Participants agreed the tour was very educational and enlightening.
“It was a very eye-opening experience,” said Norman Cain, a member of the Rainycrest Family Council.
“It did give you a very good idea of what people with dementia have to deal with, the frustrations involved,” he added.
Cain said it’s definitely beneficial to have the virtual dementia tour available for health-care workers and family members, but added “it’s good for everyone so they have some idea as to what dementia is about.”
Barb Duguay, who chairs the Rainycrest Family Council, also took the tour and said it provided “total awareness of how you would feel.”
“I felt very alone and scared [during the tour],” she admitted. “When [Barron] listed off the tasks and you had to remember that many tasks, it was impossible.
“I can say that out of five tasks, I only completed 2.5.”
Duguay said she learned from her experience that when one is talking to someone with dementia, it is best to speak slowly and only talk about things—tasks, for example—one at a time.
“And outside noise, while talking to a person with dementia, can really affect the way they respond,” she added.
Duguay said the exercise not only is beneficial for those who care for loved ones with dementia, but also for youth so they truly can understand what older adults may be going through and have more patience with them.
“I think [Barron] should take it to the high school or grade school, even,” she noted.
“Eleanor did a wonderful job of explaining.”
In addition to her other duties as “First Link” and public education co-ordinator, Barron will continue to offer virtual dementia tours to various groups, and is available for bookings.
To contact her, call 1-800-682-0245 or e-mail firstname.lastname@example.org
Meanwhile, Barron said the Rainycrest Family Council was a great help with the virtual dementia tour, and she may work with them again in future.
“They were amazing. I couldn’t have done it on my own,” she stressed. “The things they did to prepare people beforehand, I would’ve had to recruit two or three other people [if it weren’t for them].”
Duguay explained the Rainycrest Family Council has a mandate to offer three educational sessions a year to the public and the virtual dementia tour was a good opportunity to do so.
They will be holding two more later this year—one regarding the transition from home to long-term care; the other regarding depression and the elderly.
Family council volunteers helped participants fill out forms and put on gear prior to each tour last Wednesday. They also promoted the family council and encouraged the public to sign up.
Duguay noted the Rainycrest Family Council currently has 22 members, and always is looking for more family members and friends of Rainycrest residents to join them.
The council’s mission is to be a liaison between the residents’ families and friends and staff to facilitate communication, and to work with staff in the promotion and encouragement of programs and decisions for the ultimate benefit of the residents.
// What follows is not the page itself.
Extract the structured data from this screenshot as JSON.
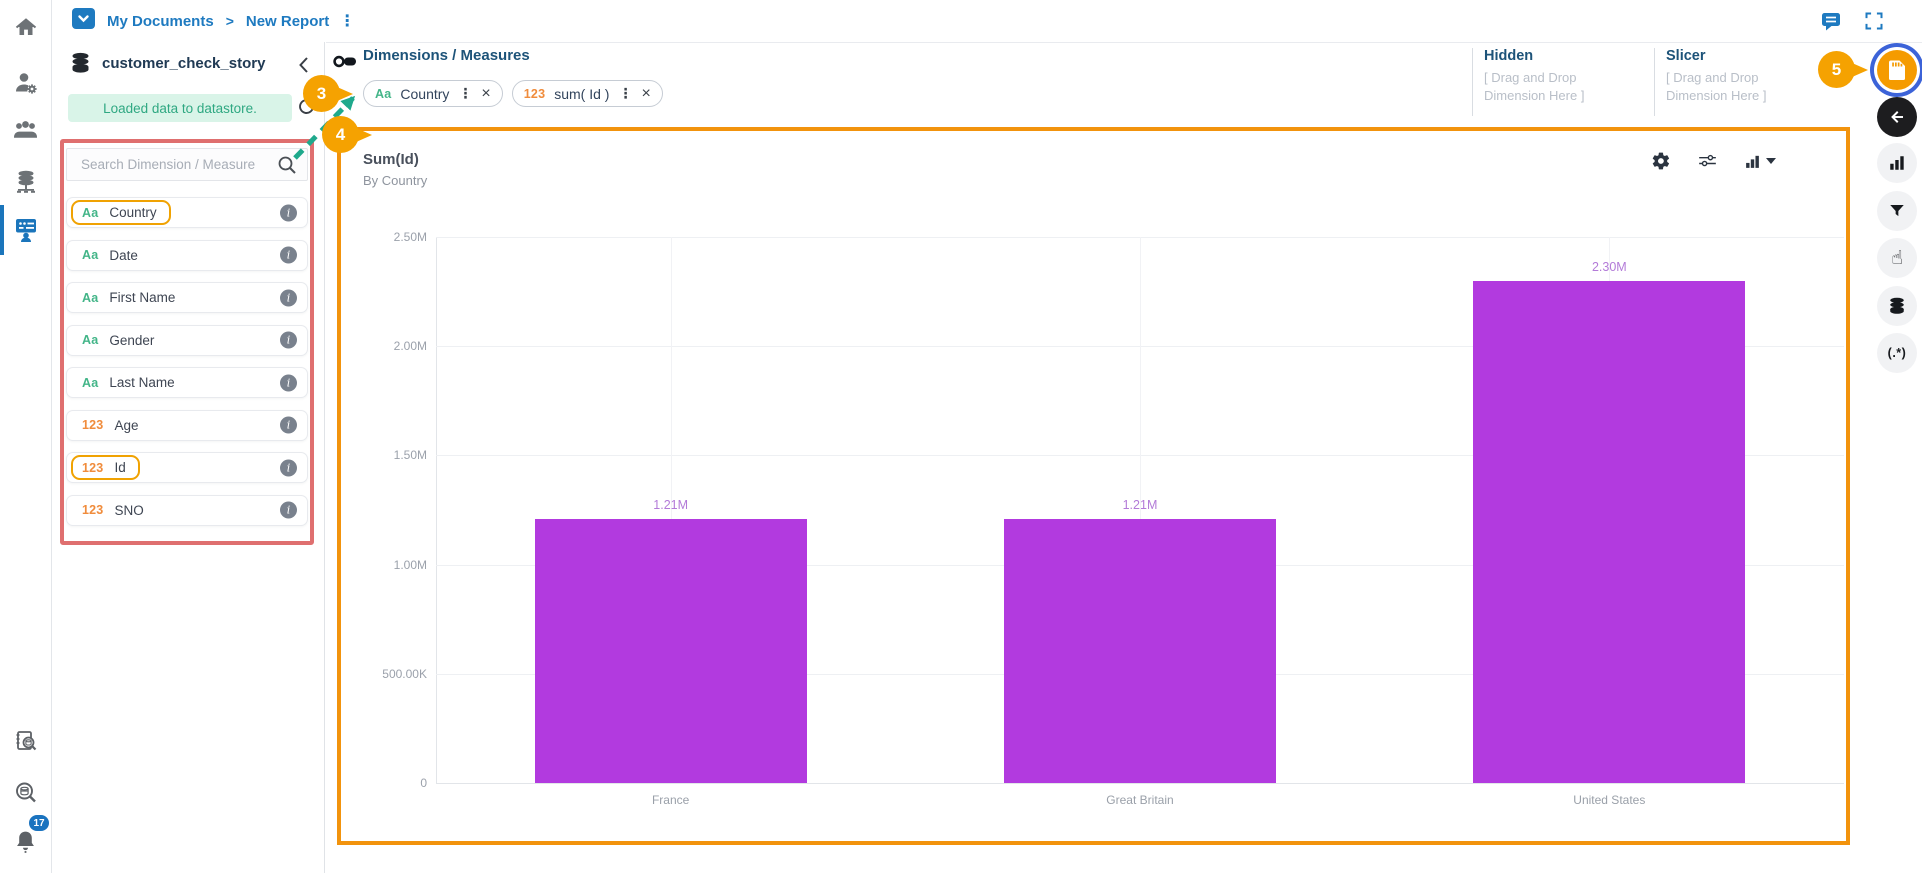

“We’re a positive group working towards different activities to educate the public on the different challenges that are faced in long-term care,” said Duguay.
In the past, the family council has done projects ranging from setting up a computer lab for residents to having doors inside Rainycrest painted with colourful scenes to working very closely with food services at Rainycrest to audit meals.
The council also exists to address a mandate under provincial legislation that all long-term care facilities have a body of friends and families, or those who have a sincere interest in the heath and welfare of residents.
The council meets on the third Tuesday of each month.